Earlier this week, the Telangana government discharged 393 asymptomatic COVID-19 patients below the age of 50 from the Gandhi Hospital in Hyderabad and sent them to quarantine.
The move came as a surprise as the state government had never missed a chance earlier to point out that they had enough beds to treat COVID-19 patients and was taking care of them in the hospital, though the Centre's guidelines allowed them to be sent home.
Even while sending the patients home, the state government insisted that it had many empty beds and urged citizens not to believe 'fake news' being spread by a section of the media about a shortage of beds at the hospital.
So, what made the government take such a step? The decision was taken as the state has been seeing a steady increase in the number of people testing positive for the coronavirus each day.
On Tuesday, Telangana recorded 178 cases, out of which 143 were from the Greater Hyderabad Municipal Corporation (GHMC) area. On Monday, the state recorded 92 new COVID-19 cases and five deaths. And while the Telangana Health Department does not provide any information on what the active case count in Hyderabad is, the state has 2030 active COVID-19 cases presently.
"The state government is expecting an influx of COVID-19 patients as lockdown has eased. This is why it has asked those with mild or no symptoms in Gandhi Hospital to be discharged and put under quarantine. It hopes that with this move, it should be able to manage the new cases that come in," a senior resident doctor who wished to remain anonymous said.
So does the Telangana government have enough beds to tackle the coronavirus pandemic? On paper, yes.
On June 2, the Director of Public Health and Family Welfare, in a report submitted to the Telangana High Court, said that the state had 17,081 beds to deal with the COVID-19 crisis, out of which 15,465 were isolation beds, while 1,616 were ICU beds.
Experts like T Sundararaman, retired Director of the National Health Systems Resource Centre and Global Coordinator of the People's Health Movement, say that around one ICU bed per 30,000 people is a good number of beds for a state to have.
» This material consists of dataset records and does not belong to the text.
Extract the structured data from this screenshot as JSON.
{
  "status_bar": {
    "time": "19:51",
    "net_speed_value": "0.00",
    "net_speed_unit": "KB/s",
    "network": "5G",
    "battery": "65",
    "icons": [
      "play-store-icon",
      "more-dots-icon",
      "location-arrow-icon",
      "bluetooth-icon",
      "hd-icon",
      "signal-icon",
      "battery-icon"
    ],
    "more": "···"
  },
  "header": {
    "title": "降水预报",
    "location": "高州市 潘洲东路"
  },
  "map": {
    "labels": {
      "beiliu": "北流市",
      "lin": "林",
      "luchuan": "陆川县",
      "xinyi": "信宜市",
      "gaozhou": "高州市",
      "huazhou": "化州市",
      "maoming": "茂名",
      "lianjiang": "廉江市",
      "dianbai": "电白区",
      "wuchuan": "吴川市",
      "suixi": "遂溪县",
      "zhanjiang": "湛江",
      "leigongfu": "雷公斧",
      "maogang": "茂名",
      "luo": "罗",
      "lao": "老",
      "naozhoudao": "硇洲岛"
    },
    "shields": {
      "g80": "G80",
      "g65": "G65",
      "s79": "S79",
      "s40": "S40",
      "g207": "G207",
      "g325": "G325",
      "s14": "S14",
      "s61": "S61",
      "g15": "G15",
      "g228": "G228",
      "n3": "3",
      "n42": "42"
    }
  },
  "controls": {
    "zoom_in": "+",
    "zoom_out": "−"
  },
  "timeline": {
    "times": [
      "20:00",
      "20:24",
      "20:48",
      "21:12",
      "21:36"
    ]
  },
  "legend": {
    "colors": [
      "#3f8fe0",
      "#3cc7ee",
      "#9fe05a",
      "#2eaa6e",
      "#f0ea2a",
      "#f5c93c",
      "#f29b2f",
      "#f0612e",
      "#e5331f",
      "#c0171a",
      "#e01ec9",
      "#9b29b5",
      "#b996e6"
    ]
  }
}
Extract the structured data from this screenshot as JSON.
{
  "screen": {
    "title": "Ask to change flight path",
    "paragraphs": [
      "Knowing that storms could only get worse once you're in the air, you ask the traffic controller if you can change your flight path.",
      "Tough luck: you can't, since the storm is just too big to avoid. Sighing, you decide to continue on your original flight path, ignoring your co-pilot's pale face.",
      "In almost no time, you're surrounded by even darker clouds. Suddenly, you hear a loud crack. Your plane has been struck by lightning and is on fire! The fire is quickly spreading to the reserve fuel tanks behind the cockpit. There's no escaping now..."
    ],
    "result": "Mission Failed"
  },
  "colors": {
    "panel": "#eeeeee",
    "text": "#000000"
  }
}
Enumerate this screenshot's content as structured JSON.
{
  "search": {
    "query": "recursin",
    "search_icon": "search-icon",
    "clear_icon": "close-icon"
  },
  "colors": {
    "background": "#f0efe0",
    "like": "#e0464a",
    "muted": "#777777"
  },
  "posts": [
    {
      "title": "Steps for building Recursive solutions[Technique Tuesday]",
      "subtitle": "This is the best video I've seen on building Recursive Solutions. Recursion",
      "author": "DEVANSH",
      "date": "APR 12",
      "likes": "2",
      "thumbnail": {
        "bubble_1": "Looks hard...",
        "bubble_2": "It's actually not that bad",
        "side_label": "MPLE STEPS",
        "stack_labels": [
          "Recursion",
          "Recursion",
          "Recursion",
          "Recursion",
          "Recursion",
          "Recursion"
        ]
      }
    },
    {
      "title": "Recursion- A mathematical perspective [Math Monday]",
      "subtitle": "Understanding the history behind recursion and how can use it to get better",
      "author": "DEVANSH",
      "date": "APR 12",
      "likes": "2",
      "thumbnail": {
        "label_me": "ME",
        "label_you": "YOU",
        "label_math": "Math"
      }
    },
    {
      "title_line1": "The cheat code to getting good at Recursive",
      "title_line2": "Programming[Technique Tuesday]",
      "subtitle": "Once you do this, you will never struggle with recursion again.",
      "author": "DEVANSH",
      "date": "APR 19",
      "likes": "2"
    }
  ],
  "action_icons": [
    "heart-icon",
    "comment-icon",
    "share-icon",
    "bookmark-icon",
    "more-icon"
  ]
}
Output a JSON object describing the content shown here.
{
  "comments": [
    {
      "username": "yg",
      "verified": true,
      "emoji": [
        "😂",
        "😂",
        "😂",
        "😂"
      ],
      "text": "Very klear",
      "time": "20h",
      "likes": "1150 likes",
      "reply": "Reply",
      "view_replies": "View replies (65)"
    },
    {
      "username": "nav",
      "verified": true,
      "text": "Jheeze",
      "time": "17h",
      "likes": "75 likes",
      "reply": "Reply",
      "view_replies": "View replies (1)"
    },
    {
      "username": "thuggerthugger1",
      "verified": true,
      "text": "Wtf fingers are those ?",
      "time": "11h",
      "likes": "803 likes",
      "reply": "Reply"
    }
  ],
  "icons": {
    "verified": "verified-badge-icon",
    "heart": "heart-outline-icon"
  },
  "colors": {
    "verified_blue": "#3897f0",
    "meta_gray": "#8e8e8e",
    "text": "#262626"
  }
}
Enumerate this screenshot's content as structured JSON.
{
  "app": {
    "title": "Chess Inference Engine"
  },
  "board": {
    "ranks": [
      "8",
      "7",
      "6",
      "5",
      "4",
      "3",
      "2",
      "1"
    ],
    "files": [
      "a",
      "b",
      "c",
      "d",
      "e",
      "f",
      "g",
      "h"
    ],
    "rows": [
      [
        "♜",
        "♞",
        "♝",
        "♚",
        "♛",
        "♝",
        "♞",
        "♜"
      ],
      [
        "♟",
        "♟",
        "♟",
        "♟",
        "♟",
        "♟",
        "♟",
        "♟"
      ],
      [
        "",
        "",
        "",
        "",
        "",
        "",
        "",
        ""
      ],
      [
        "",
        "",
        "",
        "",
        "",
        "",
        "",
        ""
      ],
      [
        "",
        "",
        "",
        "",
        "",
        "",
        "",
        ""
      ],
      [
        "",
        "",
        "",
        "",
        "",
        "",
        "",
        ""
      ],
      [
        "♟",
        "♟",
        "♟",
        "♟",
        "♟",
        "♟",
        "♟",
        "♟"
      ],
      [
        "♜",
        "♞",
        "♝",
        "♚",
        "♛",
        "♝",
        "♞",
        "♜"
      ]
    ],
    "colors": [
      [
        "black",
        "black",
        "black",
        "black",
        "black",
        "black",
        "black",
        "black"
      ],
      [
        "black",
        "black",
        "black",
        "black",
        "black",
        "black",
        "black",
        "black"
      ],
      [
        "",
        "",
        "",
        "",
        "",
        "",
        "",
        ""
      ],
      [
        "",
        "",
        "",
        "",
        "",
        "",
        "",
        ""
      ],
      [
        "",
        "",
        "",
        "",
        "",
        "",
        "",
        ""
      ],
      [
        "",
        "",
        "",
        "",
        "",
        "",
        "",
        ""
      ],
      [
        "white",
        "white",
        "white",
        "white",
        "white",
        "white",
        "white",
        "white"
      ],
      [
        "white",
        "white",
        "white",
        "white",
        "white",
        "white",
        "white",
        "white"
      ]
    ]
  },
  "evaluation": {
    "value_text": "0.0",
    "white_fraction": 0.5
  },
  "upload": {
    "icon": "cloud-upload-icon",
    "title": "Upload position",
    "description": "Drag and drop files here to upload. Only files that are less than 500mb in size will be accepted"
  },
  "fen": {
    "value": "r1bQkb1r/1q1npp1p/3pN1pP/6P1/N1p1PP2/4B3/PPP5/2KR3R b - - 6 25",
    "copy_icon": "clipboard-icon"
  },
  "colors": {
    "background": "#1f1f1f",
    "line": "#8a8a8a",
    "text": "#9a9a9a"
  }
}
As per the 2011 Census, Telangana's population is 3,50,03,674, which means that the state needs to have at least 1166 ICU beds to meet the criteria. With 1,616 ICU beds, Telangana meets this requirement, on paper.
"But that's only one part of the issue to ensure availability of beds," says Sundararaman.
A re-shuffle of beds for COVID-19
Observers say that many states in India have been emptying out beds that are being used for other illnesses and earmarking them for COVID-19.
"It is just prioritising COVID-19 over other healthcare. At some point, it may affect healthcare for other illnesses," Sundararaman points out.
On May 13, Director of Medical Education Ramesh Reddy in a report to the High Court said that there were 5,168 beds for Hyderabad and 1,307 in the districts to deal with COVID-19 -- a total of 6,475. This was after the 14-floor 1,500-bed Telangana Institute of Medical Sciences and Research (TIMS) was inaugurated as a COVID-19 hospital. However, in the submission made to the HC on June 2, the state said that it had over 17,000 beds in the state to deal with the virus. This meant that within a month, the number of beds available for COVID-19 in the state rose by over 10,000.
The only possible explanation is the shuffling of beds marked for other diseases, being allocated to tackle the coronavirus.
"From a policy perspective, we have to plan for other diseases as well. With monsoon coming in, cases of dengue, malaria, chikungunya etc come in or there might be another outbreak which needs to be addressed. You can't assume that most hospital beds can be kept for COVID-19 as other problems will not disappear," says Dr Anant Bhan, Researcher, Global Health, Bioethics and Health Policy.
Most beds in Hyderabad
The other part of the issue is the distribution of the beds, as most of them are situated in Hyderabad.
While 5,168 out of the total 6,475 beds were in Hyderabad as of May, the Telangana government's report submitted in June gives no district-wise breakdown on the number of beds available.
"If there isn't adequate preparation in the districts and there is more spread of infection in rural areas as we're seeing in many parts of the country, it will pose a challenge. We can't keep ferrying patients to Hyderabad all the time," Dr Anant says.
"In many cases, the condition deteriorates rapidly. It's better to have care available in the district areas, where faster referral can be done. You would also need to ensure that adequate transport like ambulances are available," he adds.
Is Telangana's justification valid?
The Telangana government has been dismissive of critics and repeatedly insistent that it can handle the pandemic, without the health system getting overwhelmed.
"Every individual should be cautious and should not worry unnecessarily about coronavirus. The government is taking all measures to contain the virus. Even if coronavirus cases are large in number, the government is ready to offer treatment," Chief Minister K Chandrasekhar Rao said earlier this week
In its report filed in June with the High Court, the Telangana government justified its preparedness.
"Various studies and also Telangana's experience with COVID-19 till date shows that about 80% of COVID-19 positive patients are either asymptomatic or would have very mild symptoms which go unnoticed. 15% would have moderate symptoms and would only need rest and good nutritious food along with immune boosters. Only 5% of positive cases would have severe symptoms requiring hospitalisation," it said.
Suggesting that 80% of positive patients could be treated with home isolation, the report said, "Hospital Preparedness Plan for government hospitals is drafted with an assumption that at the peak of the pandemic, about 60,000 active cases are anticipated in the state."
Out of this, the Telangana government estimates that 5%, or 3,000 cases, would require hospitalisation and intensive care.
"The total beds available for hospitalisation are 17,081 and the estimated projected cases at the peak of the pandemic are around 12,000. Hence it is submitted that the state is well equipped," it said.
Experts feel that there is still cause for concern.
"You can use estimates and contextualise that and calculate how many beds you would need. However, we have to be careful because estimates are useful but they aren't perfect. It is better to be over prepared for every eventuality," Anant Bhan says.
"It's one thing to have infrastructure, but the other question is if there is enough manpower to run this around the clock. Additional beds are available but they will also need trained professionals who can operate them as it requires a specialisation," he adds.